I was the 9th rider to finish the 100 km.
It wasn’t a race but there were a whole bunch (including me) who gave it everything they got.
Not bad for a 56 year old, middle aged Old Fart in an 80 lb pedal car..
It was an absolute blast.
I didn’t stop at any of the main water stops but to see people I’ve known for so many years out there on the side of the road cheering me on brought to mind in a big way what a great community we have on this Island. An Island wide community beyond the individual towns.
Here are a couple of shots of me passing the Youth Hostel at just over 55 km/34 miles into the 100 km/62 mile ride last Saturday. Note the lack of other cyclists around me. There were close to 400 cyclists behind me stretched through out the course.
This is what most riders, if they even got the chance, saw of me during the ride…..(-;
And a pair of other things also!
I’ve been doing the Montauk Century since the days when it started at Jamaica Station in Queens.I always had very fancy cutting edge road bikes that I purchased from Conrad himself. A super light-weight ALAN and then a Fat tubed Klein, really light and advanced for those days.
I have have fond memories of racing to Montauk with my of my ass on FIRE,shoulders killing me, numb hands, shakin them out every five minutes and a numb crotch. I remember what it was like to be so completely fatigued that there was just no right place for my butt on the seat no matter where I put it.Standing sitting and standing again, up and down looking for that one spot that my ass could deal with after about 75 Miles! I remember my fastest time on my upright being 6hrs 30 min’s non stop, not bad,eh.But my body was just screaming with pain! It was so bad I couldn’t even lay down!
Man am I glad those days are behind me(no pun intended). I don’t care that my recumbent doesn’t climb as fast as my Klein or A L A N road bike,don’t get me wrong I love bikes OF ANY KIND.
But my first Recumbent Century was just mind boggling and incredibly relaxing!
My First Recumbent
In comes The Lightning P-38 Recumbent!
I had been riding it for about six months before The Montauk Century!
I was very nervous about doing a century on it. I basically took it at a very moderate pace. As I rode through the first fifty miles I was totally relaxed and really enjoying sitting in a really comfortable seat for a change. Sure I guess it doesn’t climb as well as an upright but there are no real hills for the first 90 miles! As i pulled into the rest stop at the 60 mile point the Friendly’s in Patchouge,LI,for those of you that remember back that far!
I watched everyone stretching,touching toes and passed out on the lawn, seemed like total misery.I continued sitting on my bent and became very alarmed when I realized that nothing hurt, NOTHING, Not even my crotch!
“Sorry to interrupt. But this just in….Breaking Story from the UMP news room …..See New York City in a totally new way,here’s the link

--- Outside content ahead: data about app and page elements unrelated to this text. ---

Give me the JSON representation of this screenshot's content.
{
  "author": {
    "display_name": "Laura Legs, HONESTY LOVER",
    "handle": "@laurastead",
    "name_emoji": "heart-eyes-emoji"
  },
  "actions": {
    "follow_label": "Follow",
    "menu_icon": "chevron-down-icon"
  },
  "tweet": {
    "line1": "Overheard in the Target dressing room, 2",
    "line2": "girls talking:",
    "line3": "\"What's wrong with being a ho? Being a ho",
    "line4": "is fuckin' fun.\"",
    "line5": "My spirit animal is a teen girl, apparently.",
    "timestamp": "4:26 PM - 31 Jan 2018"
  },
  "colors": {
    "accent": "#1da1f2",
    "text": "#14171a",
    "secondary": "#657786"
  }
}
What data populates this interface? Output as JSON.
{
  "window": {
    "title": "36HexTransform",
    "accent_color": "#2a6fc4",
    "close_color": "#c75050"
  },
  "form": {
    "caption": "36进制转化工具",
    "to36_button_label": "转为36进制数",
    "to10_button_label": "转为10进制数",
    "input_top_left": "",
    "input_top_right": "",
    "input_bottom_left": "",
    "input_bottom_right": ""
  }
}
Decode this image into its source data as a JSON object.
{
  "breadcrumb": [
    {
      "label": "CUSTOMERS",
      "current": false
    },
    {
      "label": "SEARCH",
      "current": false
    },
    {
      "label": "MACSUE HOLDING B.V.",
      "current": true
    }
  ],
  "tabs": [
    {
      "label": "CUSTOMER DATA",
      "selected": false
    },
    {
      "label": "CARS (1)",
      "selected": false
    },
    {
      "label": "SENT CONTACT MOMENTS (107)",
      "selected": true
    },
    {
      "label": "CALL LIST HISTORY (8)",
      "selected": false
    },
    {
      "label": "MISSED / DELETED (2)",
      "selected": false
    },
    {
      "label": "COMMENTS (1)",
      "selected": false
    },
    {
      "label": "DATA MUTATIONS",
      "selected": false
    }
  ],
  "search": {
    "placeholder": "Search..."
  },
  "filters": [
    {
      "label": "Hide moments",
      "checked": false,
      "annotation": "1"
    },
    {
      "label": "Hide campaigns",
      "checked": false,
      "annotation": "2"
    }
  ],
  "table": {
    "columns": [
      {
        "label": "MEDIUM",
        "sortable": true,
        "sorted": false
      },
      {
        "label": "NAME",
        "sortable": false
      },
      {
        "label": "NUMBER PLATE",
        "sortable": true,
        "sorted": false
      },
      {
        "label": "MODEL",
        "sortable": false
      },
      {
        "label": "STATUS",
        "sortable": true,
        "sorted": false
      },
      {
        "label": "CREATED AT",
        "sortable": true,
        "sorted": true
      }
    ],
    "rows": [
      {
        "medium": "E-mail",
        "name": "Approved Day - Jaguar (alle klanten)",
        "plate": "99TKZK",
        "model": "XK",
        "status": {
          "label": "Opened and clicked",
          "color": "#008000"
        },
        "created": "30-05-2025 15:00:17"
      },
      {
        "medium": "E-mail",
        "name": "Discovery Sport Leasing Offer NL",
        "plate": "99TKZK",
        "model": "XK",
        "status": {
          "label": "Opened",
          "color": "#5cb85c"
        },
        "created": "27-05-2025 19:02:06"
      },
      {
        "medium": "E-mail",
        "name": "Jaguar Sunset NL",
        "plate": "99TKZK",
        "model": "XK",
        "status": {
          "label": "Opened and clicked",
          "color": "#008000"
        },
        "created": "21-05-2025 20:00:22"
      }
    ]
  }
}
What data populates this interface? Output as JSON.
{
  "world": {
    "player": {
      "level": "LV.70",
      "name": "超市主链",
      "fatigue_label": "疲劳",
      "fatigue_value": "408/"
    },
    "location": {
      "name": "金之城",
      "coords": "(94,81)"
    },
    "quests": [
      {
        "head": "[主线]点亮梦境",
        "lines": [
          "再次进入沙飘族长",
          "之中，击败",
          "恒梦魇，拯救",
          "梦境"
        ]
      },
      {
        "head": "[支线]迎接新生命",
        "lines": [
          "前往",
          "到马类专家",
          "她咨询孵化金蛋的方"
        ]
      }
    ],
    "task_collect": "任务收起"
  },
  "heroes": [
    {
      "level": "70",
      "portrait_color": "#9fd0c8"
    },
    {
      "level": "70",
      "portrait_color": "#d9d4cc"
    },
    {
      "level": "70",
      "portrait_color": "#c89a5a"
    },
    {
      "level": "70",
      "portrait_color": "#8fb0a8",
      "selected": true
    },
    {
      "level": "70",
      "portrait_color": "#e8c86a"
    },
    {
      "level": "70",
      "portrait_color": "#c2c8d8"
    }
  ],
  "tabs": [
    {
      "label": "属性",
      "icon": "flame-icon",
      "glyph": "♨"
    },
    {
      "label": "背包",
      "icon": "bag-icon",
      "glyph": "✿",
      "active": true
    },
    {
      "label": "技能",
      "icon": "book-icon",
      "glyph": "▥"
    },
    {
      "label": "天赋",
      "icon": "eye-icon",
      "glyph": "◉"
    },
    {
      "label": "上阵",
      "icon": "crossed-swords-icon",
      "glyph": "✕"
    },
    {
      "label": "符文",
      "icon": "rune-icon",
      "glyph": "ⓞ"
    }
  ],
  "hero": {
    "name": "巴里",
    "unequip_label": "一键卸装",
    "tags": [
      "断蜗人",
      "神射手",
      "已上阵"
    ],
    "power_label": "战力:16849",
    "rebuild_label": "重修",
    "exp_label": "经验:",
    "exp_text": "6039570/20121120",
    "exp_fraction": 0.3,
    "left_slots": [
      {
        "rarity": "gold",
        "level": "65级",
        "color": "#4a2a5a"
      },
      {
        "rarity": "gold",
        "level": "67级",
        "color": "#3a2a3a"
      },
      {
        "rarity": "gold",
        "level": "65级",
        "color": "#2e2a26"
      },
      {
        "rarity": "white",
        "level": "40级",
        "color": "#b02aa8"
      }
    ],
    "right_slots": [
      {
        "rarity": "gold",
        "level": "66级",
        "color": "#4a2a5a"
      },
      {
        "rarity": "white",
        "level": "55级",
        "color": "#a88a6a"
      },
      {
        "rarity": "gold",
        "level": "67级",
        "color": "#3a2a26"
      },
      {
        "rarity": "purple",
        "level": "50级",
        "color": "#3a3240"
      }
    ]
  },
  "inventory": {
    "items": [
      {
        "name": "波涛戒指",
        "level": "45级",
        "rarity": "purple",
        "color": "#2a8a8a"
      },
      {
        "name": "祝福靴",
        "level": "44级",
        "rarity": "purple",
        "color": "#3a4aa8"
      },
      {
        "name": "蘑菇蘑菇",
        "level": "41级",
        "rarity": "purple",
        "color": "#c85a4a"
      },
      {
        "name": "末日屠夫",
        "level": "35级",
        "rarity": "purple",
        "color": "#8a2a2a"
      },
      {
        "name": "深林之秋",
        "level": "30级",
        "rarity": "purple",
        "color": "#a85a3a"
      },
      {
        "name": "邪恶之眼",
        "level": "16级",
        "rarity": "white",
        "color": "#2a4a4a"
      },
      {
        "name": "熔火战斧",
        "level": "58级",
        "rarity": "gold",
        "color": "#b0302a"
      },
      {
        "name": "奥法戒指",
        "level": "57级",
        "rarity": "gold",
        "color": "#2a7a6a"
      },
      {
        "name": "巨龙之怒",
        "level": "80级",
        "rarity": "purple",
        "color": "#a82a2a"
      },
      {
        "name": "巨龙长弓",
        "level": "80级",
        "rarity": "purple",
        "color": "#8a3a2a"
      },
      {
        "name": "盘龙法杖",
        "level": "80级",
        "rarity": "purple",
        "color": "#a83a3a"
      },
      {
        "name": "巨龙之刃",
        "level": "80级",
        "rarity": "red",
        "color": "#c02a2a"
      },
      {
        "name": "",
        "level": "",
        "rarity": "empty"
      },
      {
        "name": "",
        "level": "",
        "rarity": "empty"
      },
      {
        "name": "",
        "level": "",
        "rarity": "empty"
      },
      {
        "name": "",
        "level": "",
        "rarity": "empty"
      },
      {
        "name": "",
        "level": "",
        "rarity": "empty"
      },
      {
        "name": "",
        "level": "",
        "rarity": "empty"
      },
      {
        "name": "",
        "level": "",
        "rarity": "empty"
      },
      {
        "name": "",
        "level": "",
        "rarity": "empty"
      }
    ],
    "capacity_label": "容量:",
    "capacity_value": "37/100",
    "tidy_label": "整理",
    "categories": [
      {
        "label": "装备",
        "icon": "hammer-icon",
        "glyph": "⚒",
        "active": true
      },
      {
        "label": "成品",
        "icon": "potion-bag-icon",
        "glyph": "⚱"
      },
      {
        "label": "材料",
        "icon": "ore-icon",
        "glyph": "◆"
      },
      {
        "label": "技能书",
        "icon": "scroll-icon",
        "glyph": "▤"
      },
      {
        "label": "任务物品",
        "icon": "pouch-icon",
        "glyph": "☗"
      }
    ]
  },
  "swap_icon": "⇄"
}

Recumbent Cycling Tours NYC
Back to the century….
Is this Possible?
I sat on my Lightning and stared at everyone for little while longer and realized that I could just keep on going, nothing hurt! I did the rest of the ride with no stops.Straight through all the Hampton’s one after the other. I got to my favorite section of roadway from Amagansett to Montauk and just went full out through the flat section and then those great rollers.I flew down the last hill into Montauk……WOW!
I could not believe how relaxed my body was after a 100 mile ride on a recumbent!
Since that first Recumbent Century I’ve done the ride many more times on my Easyracers Goldrush Replica (GRR) with front fairing and full body sock. With this amazingly fast and comfortable Recumbent Bicycle I’ve posted times that are just incredible for me, 4hr 20 Minutes from Babylon to Montauk ,100 miles!
I always arrive in Montauk alone, before the food is out while the staff is still scurrying around getting ready for the riders to come in, kinda anti-climatic!